We had no weapons, pepper spray, or any protective gear other than our training and wits. The instructors told to not to bother climbing a tree due to the bear's speed and climbing ability. I knew this from hanging our food nightly in a bear bag thirty feet up a tree. Fear made me think about climbing a tree anyway, but I remembered my friend Carter. My classmates Carter and Marybeth made this trip one of the best trips of my then 30 year life I ever had. I would not leave a friend behind. My military training echoed in my memory about never leaving anyone behind. I remembered being awed by one of my army team mates dragging a downed soldier with him over a mountain.

The bear was on us before we could run. It came within 2-3 feet of us and stopped. The bear raised its right front paw at us and growled like a warning. I could hear the deep guttural growl. I could see the large sharp teeth. I could feel the spit hit my face as the bear growled. I could smell the bear’s wet fur giving it a wet dog smell. My classmate got behind me using me as a human shield.

My last possible thought was, “If the bear rips your throat out you're dead, but if it rips your arm off, they can perform a tourniquet.”
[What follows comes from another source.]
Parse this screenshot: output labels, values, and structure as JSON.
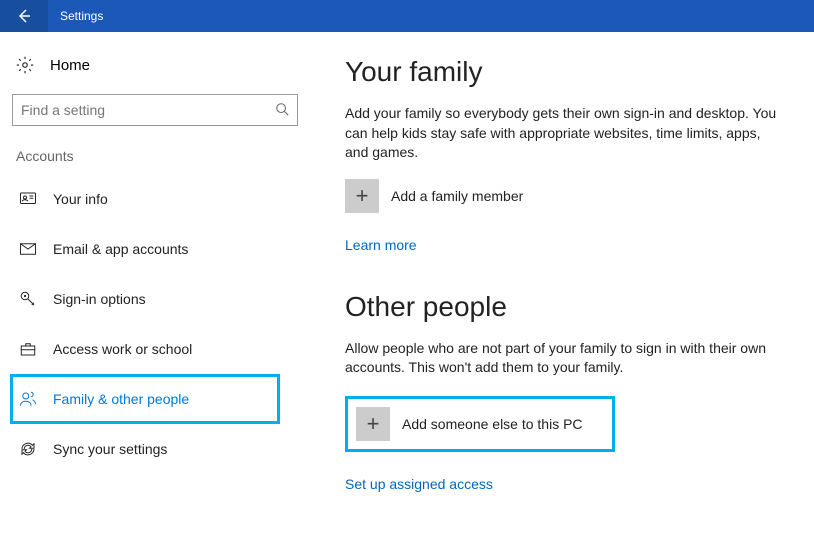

At the last possible second my instincts made me pull my arms up in a boxing stance as I widened my leg stance and brought my balled up clenched fists up on front of my face. I figured I'd go out fighting as fear made me get mad. I’d dealt with bullies as a kid and I was beginning to think of the bear as a bully who was about to kick my butt.

 The bear grabbed the cub and took off. I was so scared I could not move. We both were shaking violently from the adrenalin dump. I could hear the waterproof nylon we were wearing making a fwip, fwip, fwip sound from our shaking like leaves in a storm. I turned my head slowly towards the right leaning over my shoulder talking out of the corner of my mouth thinking that the bear might see my mouth moving. I spoke quietly thinking the bear would hear me and come back.

We stood there shaking for a minute or two before I said, "Carter, start walking backwards slowly."

We walked backwards painstakingly slowly for fifty paces like cartoon characters out of a Saturday morning cartoon mystery. Somehow I got it into my head that the bear was going to come back of we weren't quiet. Fear does weird things to people. I was involved in a police shooting six months earlier, so I was familiar with the effects of adrenalin regarding the body's fight or flight response. I knew about visual acuity, auditory exclusion, and loss of fine motor skill. I tried to concentrate on slowing my breathing to keep my wits.

After fifty paces walking backwards, I leaned over my shoulder and said, "Carter, turn around and run."

Carter and I ran back to our classmates as fast as we could. I looked over my shoulder several times to make sure Carter was still with me. We got back to our classmates and briefed them on what happened. They weren't sure what to make of our tale. There were no accusations, but the looks on their faces showed doubts. We discussed it over and over like people do after being involved in a serious incident until our three instructors showed up.

We told the instructors our story. They were surprised, but interested. Mark suggested we return to the encounter site to look for any evidence on what had happened. At the bear encounter site we looked for any evidence.

Mark was the first to notice the bear tracks as he said, "Wow, look at the size of those tracks."

He held his hand over the front paw tracks where the bear stopped after coming towards us. Mark's hand was dwarfed compared to the track below it. The front tracks were deeper than the rear tracks as the bear shifted weight from stopping so fast going from a full gallop to a complete stop.

The tracks made me feel better because our story was validated. Our instructors were excited as they told us we would be the school's first documented case of a bear false charge. We were just excited to have survived the ordeal.